I’ve been a family historian all my life, starting in childhood when I listened to the stories told by my mother. However, I began working on genealogical research in earnest several years ago. The process yielded much information—names, places, dates, stories—on the family lines of three of my grandparents
For the most part, I discovered that my great grandparents or 2x great grandparents immigrated from Europe from the early to mid-1800s. I knew where they came from and where they landed in this country. In some cases, I knew the story of WHY my ancestors came to America.
I never knew any of my grandparents well, as we lived a considerable distance from them when I was growing up. Furthermore, all four of them had passed away by the time I was seventeen years old. Still, I knew who my favorite grandparent was: Edna Eash Haarer, my father’s mother.
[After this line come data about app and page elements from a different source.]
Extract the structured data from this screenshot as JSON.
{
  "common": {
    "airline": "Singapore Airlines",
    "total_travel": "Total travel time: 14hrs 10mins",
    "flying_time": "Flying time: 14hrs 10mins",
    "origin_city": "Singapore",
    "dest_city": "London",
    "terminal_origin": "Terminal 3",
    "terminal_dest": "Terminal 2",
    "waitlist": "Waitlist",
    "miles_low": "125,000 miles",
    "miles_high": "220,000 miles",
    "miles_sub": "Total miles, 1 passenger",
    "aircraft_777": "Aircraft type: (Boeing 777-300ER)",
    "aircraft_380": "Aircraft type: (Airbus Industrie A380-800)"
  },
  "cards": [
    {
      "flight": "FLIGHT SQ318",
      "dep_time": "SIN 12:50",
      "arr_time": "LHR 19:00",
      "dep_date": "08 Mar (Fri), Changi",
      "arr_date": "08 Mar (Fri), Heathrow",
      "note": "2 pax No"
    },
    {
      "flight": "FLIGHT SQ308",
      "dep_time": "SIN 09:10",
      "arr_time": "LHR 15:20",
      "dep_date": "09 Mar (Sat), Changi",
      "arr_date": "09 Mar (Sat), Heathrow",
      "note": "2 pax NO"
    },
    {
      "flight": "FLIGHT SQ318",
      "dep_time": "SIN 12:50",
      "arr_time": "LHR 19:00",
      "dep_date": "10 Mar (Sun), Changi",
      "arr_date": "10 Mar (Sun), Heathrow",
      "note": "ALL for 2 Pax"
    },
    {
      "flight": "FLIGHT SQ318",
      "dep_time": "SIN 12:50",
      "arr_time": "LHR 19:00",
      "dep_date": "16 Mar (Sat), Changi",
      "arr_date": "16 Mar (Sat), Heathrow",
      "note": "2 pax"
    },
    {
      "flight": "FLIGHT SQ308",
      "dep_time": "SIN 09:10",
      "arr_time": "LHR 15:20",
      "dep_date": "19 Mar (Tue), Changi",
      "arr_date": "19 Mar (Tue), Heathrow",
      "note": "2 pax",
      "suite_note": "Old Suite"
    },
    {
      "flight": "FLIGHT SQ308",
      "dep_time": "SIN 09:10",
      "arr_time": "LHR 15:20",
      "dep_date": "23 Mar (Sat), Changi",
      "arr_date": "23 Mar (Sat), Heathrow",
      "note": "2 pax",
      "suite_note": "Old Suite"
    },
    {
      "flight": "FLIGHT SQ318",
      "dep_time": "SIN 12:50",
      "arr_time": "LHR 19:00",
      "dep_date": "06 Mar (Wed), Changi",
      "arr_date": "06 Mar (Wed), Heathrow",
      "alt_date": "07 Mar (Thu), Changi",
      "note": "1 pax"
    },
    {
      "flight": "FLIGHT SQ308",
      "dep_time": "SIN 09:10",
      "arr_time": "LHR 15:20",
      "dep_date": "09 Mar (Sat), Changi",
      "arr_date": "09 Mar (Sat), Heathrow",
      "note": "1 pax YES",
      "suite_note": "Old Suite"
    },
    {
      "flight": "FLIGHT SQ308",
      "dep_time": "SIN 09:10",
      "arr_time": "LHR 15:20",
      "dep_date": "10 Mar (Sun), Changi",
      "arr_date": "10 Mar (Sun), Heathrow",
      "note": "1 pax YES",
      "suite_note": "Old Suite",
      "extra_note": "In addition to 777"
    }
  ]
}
She was a tiny woman with an impeccably kept home, and was cute as a button with her big dark eyes and her Mennonite garb. I found her quirkiness to be sweetly humorous, and her gentle dignity to be refreshing. For some reason, I identified with Grandma Edna’s spirit more than that of any of my other grandparents. I’ve spent all my adult life wishing I’d had the opportunity to know her better.
Sadly, Grandma Edna’s genealogy came up missing in my research. I had very little in the way of names and dates. I had no backstories. I had no idea where this sweet little woman had come from.
Several years after I finished my initial research, I received additional information about my father’s side of the family. And I discovered that while Grandma Edna had lived all her life in LaGrange County, Indiana, she had ancestral roots in Pennsylvania. Now, I had names, dates, and places. But still no stories.
My husband and I enjoy the TV show called Who Do You Think You Are?, in which celebrities trace their lineage to uncover stories about their ancestors. Recently, we watched an episode in which the celebrity discovered a story about an ancestor who fought in the Revolutionary War. This sparked a discussion between my husband and me about the implications of that war. And I suddenly began to wonder: Is it possible that I had ancestors in this country during the Revolutionary War?
So, I pulled out my genealogical material and checked dates. To my amazement, I realized that, through my Grandma Edna’s family line, I had ancestors aplenty living in colonial America. Some of them were documented to have lived in what are now known to be Somerset, Cambria, and Berks Counties in southern Pennsylvania.
Immediately, my husband and I began looking up articles about the earliest Mennonites who came to this country. They settled in Pennsylvania, the colony established by William Penn as a place where all could practice their religion without fear of harassment.
As the Mennonites had long been persecuted in Europe, they came to Pennsylvania in droves. There, they lived in peace for many years and played an important role in shaping colonial life. They were grateful to the British Crown for the protection afforded them in Penn’s colony.
Sadly, the Revolutionary War disrupted this peaceful era for the Mennonites in Pennsylvania. Harassed by the Patriots for their refusal to take part in the war, they began to wonder whether they would ever again be able to live unmolested in their new land.
Still, I feel indebted to William Penn for his selfless pursuit in establishing his colony for religious freedom. His action was not motivated by greed or the quest for power, but was guided by his own “Inner Light.” His high-minded ideals about tolerance, equality, and “Brotherly Love,” were ahead of their time. Without his vision of religious freedom, my ancestors never would have come to America, and I would not have been born in this country. I think of William Penn as a spiritual ancestor.
It is so gratifying to know that the noblest of my ancestral stories comes through the family line of my favorite grandparent. I am proud to know that my ancestors played a role in shaping the life of one of America’s thirteen original colonies. I am more American than I ever thought.